# What you will do
Consider the entries given below. Count the lines that include "Review" and give only the count.

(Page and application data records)
============
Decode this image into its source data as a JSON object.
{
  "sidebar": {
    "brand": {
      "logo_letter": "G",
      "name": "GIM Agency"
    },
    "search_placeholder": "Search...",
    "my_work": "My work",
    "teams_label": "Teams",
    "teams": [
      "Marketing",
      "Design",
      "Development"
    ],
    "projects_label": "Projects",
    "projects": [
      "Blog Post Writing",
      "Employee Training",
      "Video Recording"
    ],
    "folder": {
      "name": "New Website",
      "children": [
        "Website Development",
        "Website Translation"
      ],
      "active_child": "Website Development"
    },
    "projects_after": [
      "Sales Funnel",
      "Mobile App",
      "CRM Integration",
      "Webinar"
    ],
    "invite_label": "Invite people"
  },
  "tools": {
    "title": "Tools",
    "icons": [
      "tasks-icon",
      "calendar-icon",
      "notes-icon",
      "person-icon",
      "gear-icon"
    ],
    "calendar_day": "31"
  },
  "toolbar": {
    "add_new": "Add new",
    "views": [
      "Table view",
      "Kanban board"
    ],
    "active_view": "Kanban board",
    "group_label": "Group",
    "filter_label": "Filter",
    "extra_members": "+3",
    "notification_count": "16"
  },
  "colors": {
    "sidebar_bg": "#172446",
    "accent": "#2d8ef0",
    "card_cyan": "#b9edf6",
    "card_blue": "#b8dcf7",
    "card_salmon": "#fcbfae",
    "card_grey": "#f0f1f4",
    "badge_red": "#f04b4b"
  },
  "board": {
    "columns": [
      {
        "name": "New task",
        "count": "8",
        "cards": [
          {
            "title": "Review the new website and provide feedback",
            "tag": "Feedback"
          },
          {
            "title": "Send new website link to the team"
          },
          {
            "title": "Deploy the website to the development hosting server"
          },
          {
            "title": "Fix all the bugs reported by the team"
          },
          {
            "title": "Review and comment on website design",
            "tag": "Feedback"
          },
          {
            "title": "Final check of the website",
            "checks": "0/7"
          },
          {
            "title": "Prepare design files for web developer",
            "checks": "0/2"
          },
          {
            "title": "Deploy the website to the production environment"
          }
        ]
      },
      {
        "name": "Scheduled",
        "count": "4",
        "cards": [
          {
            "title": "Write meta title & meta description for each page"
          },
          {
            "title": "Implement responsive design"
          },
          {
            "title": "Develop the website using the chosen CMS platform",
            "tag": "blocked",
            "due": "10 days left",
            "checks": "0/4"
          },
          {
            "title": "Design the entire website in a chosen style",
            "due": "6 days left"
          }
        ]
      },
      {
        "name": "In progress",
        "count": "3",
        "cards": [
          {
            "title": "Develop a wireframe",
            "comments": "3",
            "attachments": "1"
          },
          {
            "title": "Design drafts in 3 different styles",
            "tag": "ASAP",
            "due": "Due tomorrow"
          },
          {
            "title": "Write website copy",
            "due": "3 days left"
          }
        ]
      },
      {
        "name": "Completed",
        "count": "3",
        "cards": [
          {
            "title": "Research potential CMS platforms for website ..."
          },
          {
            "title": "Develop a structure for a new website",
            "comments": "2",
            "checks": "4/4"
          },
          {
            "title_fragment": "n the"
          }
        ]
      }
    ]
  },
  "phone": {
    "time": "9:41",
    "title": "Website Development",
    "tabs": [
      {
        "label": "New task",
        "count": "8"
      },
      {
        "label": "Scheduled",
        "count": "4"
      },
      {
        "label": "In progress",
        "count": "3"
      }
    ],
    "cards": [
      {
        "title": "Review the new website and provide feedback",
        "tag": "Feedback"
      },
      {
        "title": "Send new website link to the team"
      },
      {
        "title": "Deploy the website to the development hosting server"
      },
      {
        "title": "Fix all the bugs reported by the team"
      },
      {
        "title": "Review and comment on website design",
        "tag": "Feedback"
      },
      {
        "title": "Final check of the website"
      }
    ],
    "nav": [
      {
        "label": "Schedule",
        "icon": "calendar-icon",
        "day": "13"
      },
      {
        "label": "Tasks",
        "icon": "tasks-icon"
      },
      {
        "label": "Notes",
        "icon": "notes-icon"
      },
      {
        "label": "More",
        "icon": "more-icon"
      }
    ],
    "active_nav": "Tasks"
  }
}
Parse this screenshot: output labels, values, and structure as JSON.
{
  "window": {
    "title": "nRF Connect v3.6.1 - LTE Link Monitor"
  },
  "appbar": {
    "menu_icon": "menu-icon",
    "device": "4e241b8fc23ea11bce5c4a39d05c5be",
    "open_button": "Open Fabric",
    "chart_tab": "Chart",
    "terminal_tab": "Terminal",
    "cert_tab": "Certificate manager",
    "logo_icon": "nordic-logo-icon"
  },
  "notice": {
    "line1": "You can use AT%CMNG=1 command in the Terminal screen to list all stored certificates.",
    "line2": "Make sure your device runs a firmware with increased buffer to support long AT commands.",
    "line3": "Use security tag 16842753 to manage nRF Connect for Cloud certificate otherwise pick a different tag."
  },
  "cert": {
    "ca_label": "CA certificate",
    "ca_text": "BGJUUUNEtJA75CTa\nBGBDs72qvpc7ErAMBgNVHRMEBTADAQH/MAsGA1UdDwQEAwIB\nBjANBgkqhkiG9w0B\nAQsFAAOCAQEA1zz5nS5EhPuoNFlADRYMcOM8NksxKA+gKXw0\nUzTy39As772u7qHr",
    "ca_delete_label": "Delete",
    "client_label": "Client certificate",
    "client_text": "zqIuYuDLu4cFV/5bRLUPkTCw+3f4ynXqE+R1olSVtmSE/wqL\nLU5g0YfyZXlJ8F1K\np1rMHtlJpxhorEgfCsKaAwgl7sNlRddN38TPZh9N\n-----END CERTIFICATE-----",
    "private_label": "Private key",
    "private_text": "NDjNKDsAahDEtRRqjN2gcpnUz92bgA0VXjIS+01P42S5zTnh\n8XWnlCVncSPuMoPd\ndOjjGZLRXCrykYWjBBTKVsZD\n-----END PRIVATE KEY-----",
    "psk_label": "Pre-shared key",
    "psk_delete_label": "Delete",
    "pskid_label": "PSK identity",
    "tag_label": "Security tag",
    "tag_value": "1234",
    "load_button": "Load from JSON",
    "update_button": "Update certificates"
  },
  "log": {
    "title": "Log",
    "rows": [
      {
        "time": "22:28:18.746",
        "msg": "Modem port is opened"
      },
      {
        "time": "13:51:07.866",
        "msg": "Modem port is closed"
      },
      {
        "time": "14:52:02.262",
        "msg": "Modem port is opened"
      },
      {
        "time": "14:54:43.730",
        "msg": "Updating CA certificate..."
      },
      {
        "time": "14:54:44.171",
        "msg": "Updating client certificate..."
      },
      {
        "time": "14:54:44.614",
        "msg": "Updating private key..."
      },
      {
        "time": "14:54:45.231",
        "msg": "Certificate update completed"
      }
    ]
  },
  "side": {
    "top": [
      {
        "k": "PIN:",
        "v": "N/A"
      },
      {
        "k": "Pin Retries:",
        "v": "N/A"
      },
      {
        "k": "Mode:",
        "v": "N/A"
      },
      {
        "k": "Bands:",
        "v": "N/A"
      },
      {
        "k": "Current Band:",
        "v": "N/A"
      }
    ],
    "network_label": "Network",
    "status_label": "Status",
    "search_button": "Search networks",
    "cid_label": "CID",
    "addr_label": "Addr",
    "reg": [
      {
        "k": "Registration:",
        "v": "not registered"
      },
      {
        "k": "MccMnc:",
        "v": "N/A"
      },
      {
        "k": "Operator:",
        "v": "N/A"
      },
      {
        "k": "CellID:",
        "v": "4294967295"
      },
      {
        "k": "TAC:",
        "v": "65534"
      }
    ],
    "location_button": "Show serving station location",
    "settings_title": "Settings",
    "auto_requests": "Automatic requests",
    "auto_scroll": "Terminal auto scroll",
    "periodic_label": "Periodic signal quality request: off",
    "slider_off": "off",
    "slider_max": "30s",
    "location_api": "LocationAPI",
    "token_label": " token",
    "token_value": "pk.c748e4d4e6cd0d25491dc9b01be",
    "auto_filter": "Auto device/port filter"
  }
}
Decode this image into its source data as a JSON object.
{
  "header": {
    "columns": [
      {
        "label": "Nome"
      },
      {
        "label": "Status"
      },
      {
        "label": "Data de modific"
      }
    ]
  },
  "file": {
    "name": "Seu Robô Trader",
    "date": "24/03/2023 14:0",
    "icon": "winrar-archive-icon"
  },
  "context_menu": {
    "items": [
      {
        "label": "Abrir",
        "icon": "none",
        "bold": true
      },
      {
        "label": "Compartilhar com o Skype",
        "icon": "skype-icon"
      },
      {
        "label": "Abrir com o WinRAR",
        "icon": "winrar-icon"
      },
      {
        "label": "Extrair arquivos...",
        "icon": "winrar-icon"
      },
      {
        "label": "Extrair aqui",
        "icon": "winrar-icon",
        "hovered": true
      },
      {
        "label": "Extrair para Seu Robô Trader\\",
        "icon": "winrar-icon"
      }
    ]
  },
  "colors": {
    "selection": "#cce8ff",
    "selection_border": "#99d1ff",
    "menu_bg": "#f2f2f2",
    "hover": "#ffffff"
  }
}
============
# Solution for this task
4